Autores

Lee HJ, Lee JS, Pack JK, Choi HD, Kim N, Kim SH, Lee YS. (2009). Lack of teratogenicity after combined exposure of pregnant mice to CDMA and WCDMA radiofrequency electromagnetic fields. Radiat Res. 172(5):648-52.

Introduction
Teratogenic potential of radiofrequency (RF) radiation at specific absorption rate (SAR) levels that lead to considerable increase in the maternal body temperature has been demonstrated in numerous studies. Most studies with non-thermal levels of RF exposure reported no teratogenic effects. Since humans can be simultaneously exposed to different RF signals, it is necessary to study potential effects of such combined exposures.

Objective
To study potential effects of combined exposure to code division multiple access (CDMA) and wideband code division multiple access (WCDMA) RF radiation on murine fetuses.

Methods
Pregnant mice were assigned to the following groups: sham-exposed CDMA control mice (group 1); CDMA exposed mice (group 2); sham-exposed CDMA+WCDMA control mice (group 3); CDMA+WCDMA exposed mice (group 4). Whole-body exposures to CDMA (849 MHz) and WCDMA (1.95 GHz) at SAR of 2.0 W/kg were conducted for two 45 minute periods separated by a 15 minute interval, daily, throughout the gestation period (days 1-17). On gestation day 18, the mice were sacrificed; the uterine contents and ovaries were examined for the number of implantation sites, number of resorptions, sex and number of viable fetuses, fetal head and body size, external abnormalities, number of dead fetuses, fetal and placental weights. One-half of the live fetuses per litter were examined for visceral malformations and the other half – for skeletal malformations.

Results
No significant between-group differences in rectal temperature and in any of the studied parameters were observed in these experiments.

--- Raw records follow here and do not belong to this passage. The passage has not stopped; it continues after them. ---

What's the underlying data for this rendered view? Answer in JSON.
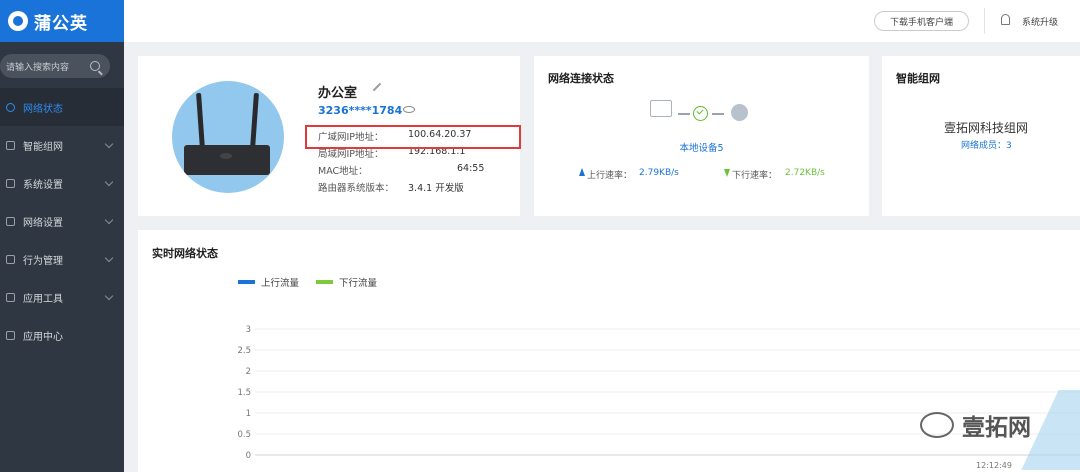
{
  "app": {
    "name": "蒲公英"
  },
  "sidebar": {
    "search_placeholder": "请输入搜索内容",
    "items": [
      {
        "label": "网络状态",
        "active": true
      },
      {
        "label": "智能组网"
      },
      {
        "label": "系统设置"
      },
      {
        "label": "网络设置"
      },
      {
        "label": "行为管理"
      },
      {
        "label": "应用工具"
      },
      {
        "label": "应用中心"
      }
    ]
  },
  "topbar": {
    "download_label": "下载手机客户端",
    "upgrade_label": "系统升级"
  },
  "router": {
    "name": "办公室",
    "id": "3236****1784",
    "rows": [
      {
        "label": "广域网IP地址：",
        "value": "100.64.20.37"
      },
      {
        "label": "局域网IP地址：",
        "value": "192.168.1.1"
      },
      {
        "label": "MAC地址：",
        "value": "64:55"
      },
      {
        "label": "路由器系统版本：",
        "value": "3.4.1 开发版"
      }
    ]
  },
  "network": {
    "title": "网络连接状态",
    "local_devices": "本地设备5",
    "up_label": "上行速率：",
    "up_rate": "2.79KB/s",
    "down_label": "下行速率：",
    "down_rate": "2.72KB/s"
  },
  "mesh": {
    "title": "智能组网",
    "name": "壹拓网科技组网",
    "members": "网络成员：3"
  },
  "chart_data": {
    "type": "line",
    "title": "实时网络状态",
    "series": [
      {
        "name": "上行流量",
        "color": "#1a73d9",
        "values": []
      },
      {
        "name": "下行流量",
        "color": "#7cc93c",
        "values": []
      }
    ],
    "y_ticks": [
      "3",
      "2.5",
      "2",
      "1.5",
      "1",
      "0.5",
      "0"
    ],
    "ylim": [
      0,
      3
    ],
    "x_ticks": [
      "12:12:49"
    ],
    "grid": true,
    "legend": "top-left"
  },
  "watermark": {
    "text": "壹拓网"
  },
  "colors": {
    "accent": "#1a73d9",
    "down": "#7cc93c",
    "highlight": "#e03a3a",
    "sidebar": "#2f3742"
  }
}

Interpretation and Conclusion
Whole-body maternal exposure to non-thermal RF radiation, including combined CDMA and WCDMA exposure, had no observable teratogenic effects on mouse fetuses.

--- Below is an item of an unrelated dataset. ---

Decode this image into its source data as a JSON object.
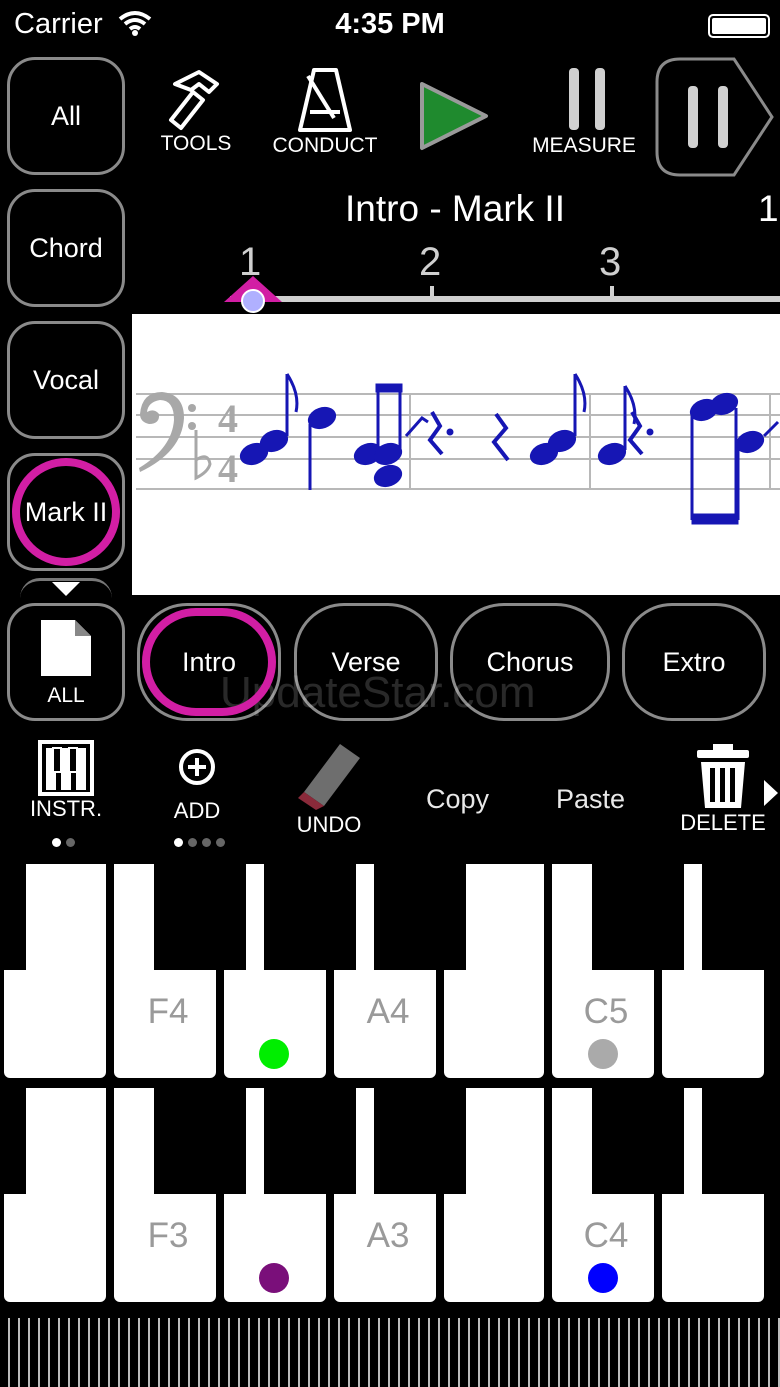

Pàgina Inicial             Otros sitios              Mapa de este sitio               Contáctenos
© Centros McLaughlin para la Evaluación de Riesgo de Salud de la Población